UKRAINIAN AIR CRASH IN IRAN REMAINS UNEXPLAINED. A Ukrainian commission probing the crash of an Antonov 140 passenger plane in Iran (see "RFE/RL Newsline," 27 December 2002) was unable to determine the cause of the accident before a government-imposed 7 January deadline, AP reported on 8 January, quoting a transportation official. Ukrainian experts have excluded a technical malfunction but are still working to determine if errors by Ukrainian pilots, Iranian air-traffic controllers, or a combination of the two caused the crash. No date has been set for the final report. AM

COUNCIL OF EUROPE CALLS FOR MORE MONITORING OF FREE EXPRESSION. Serious problems hamper freedom of expression in Europe, including growing media concentration, attacks against journalists, and legal harassment of the press, according to the Council of Europe's annual report on freedom of expression in European media, which was released on 13 December. The report was written by the Council of Europe's general rapporteur on the media, Finnish parliamentarian Tytti Isohookana-Asunmaa, who was appointed in 2001 to survey free expression in 24 European countries. In some Central and Eastern European countries, the report says, "a very small number of companies now predominantly own the printed press," many television and radio outlets are owned by the same company, and "access to digital television also tends to be highly concentrated." Violence against journalists in Armenia, Georgia, and Ukraine "continues to be a way of intimidating journalists or of settling scores between rival political and economic groups," the report continues. And in most countries of the former USSR, the press is often harassed through massive court-imposed fines. The report urges the council to "continue to monitor and make public its findings on freedom of expression and to put all its weight behind the active defense of its basic standards and principles." The Council of Europe's Parliamentary Assembly will consider the report on 28 January. See FDocuments%2FWorkingDocs%2FDoc02%2FEDOC9640.htm (IFEX Communique, 1-7 January)

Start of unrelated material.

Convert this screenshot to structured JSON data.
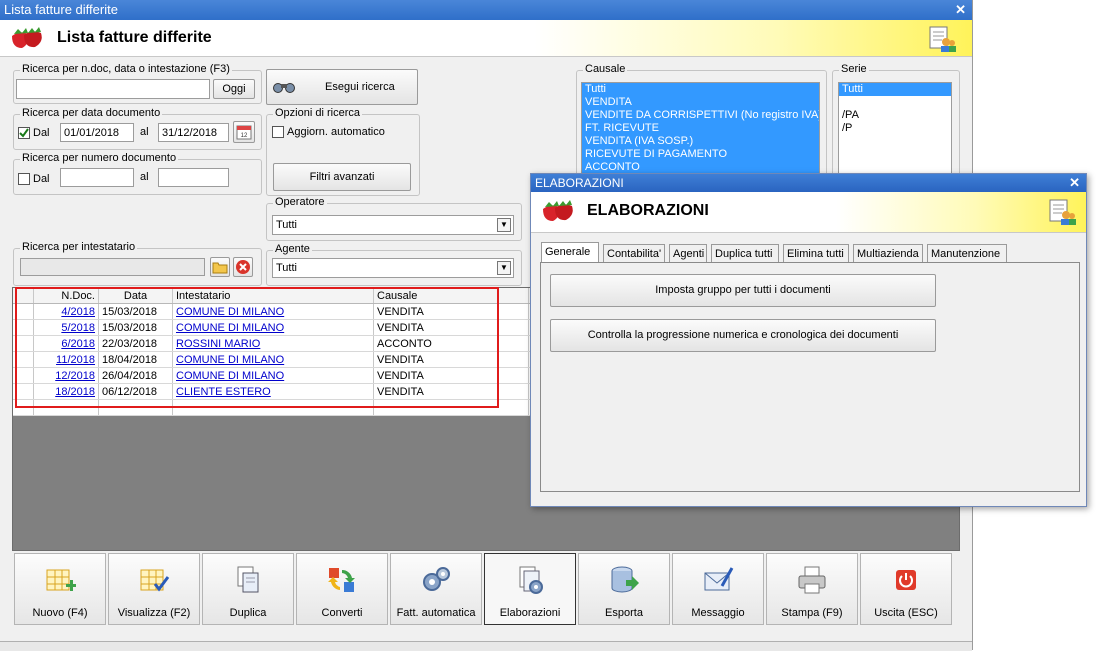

JUDGE PROTESTS CANCELLATION OF KUCHMA PROBES. Kyiv Court of Appeals judge Yuriy Vasylenko told journalists on 28 December that a Supreme Court ruling canceling his decision to open criminal investigations against President Leonid Kuchma violates the constitution and criminal-procedure legislation in the country, the "Ukrayinska pravda" website reported on 28 December. In October, Vasylenko opened a criminal case against Kuchma in connection with charges by opposition lawmakers that he violated 11 articles of the Criminal Code, including his alleged involvement in the murder of journalist Heorhiy Gongadze. ("RFE/RL Newsline," 30 December)